The Catholic Church remains firmly opposed to aid-in-dying, as do many organizations that represent people with disabilities.

Oregon the model

Most state measures are modeled on Oregon’s law, which outlines steps for patients who want assistance in death: The person must be a state resident, at least 18 years old, still able to communicate, and diagnosed with a terminal illness with a prognosis of six months or less.

Patients must make two separate oral and one written request to their physician. The prescribing physician and a consulting physician must confirm the diagnosis and prognosis and determine whether the patient is capable of making a decision and isn’t impaired by a mental disorder. And the prescribing physician must inform the patient of feasible alternatives to medical aid-in-dying, including hospice care and pain control.

Oregon closely tracks how the law is used. Since the measure took effect in 1997, 1,967 people have received prescriptions under the law, and 1,275 have ingested the medication. Oregon data shows the median age for people who took this option in 2017 was 74.

Byock said he believes doctors who provide aid-in-dying are violating the most sacred stricture in medicine. He also believes that in most cases, it is possible to provide pain relief to dying patients and that the real problem is that quality palliative care is not universally available or embraced by the medical profession.

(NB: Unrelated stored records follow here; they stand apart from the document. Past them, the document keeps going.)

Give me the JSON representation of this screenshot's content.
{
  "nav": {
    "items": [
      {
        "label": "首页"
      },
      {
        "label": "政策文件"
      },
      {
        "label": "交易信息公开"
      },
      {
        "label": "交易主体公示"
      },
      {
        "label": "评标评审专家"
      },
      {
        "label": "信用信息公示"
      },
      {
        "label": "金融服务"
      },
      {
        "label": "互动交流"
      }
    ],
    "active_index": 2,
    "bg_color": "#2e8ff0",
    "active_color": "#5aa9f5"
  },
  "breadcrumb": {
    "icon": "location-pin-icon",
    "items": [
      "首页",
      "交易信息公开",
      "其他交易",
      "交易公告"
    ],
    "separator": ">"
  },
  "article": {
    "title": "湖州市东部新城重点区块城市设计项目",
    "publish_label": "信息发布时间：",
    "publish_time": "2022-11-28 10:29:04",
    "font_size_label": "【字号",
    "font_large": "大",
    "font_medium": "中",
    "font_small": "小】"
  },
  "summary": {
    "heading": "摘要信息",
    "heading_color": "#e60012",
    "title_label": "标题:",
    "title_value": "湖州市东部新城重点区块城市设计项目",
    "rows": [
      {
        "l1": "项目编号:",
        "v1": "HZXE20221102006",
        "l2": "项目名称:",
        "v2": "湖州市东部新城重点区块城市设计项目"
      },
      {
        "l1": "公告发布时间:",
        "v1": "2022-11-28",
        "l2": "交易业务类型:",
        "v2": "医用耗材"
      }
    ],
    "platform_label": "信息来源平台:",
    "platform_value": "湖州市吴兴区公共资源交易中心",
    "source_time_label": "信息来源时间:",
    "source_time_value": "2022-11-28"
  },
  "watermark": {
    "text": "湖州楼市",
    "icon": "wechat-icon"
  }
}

Byock also points out that the biggest concern of Oregon patients who used the law was not escape from pain, but their decreasing ability to enjoy their lives, loss of autonomy and loss of dignity, according to an Oregon report on its use. “Plenty of other people face those same conditions,” said Byock, including those with severe arthritis, depression or failing eyesight. “Once we go down this road, it’s a slippery slope.”

In Oregon, however, patients didn’t turn to aid-in-dying because they couldn’t get end-of-life services. About 90 percent were enrolled in hospice at the time of death, according to the most recent state data, published this year.

Byock acknowledges palliative care can’t always take away pain. It didn’t for T.J. Baudanza Jr., a onetime marketing manager who in 2015 died of colon cancer at age 32 in New Seabury, Mass. “T.J. died the way he feared he would,” said Amanda Baudanza, his widow, in an interview. “He suffered a prolonged, painful death because Massachusetts denied him the option of medical aid-in-dying.” He was in hospice in the last portion of his life.

T.J. had been a big supporter of an aid-in-dying referendum that narrowly missed passage in Massachusetts in 2012, not long after his diagnosis. Now Amanda is championing aid-in-dying in the state legislature.

“I’m Catholic, and so was T.J.,” Baudanza said, “but he and I both believed that God wouldn’t want anyone to suffer needlessly.”

In New Jersey, Susan Boyce says her lungs are doing well enough that she believes her death is still off in the distance. She doesn’t know whether she actually would take medicine that would end her life. But she knows one thing: “I want the option.”

Ollove is a reporter for Stateline, an initiative of the Pew Charitable Trusts.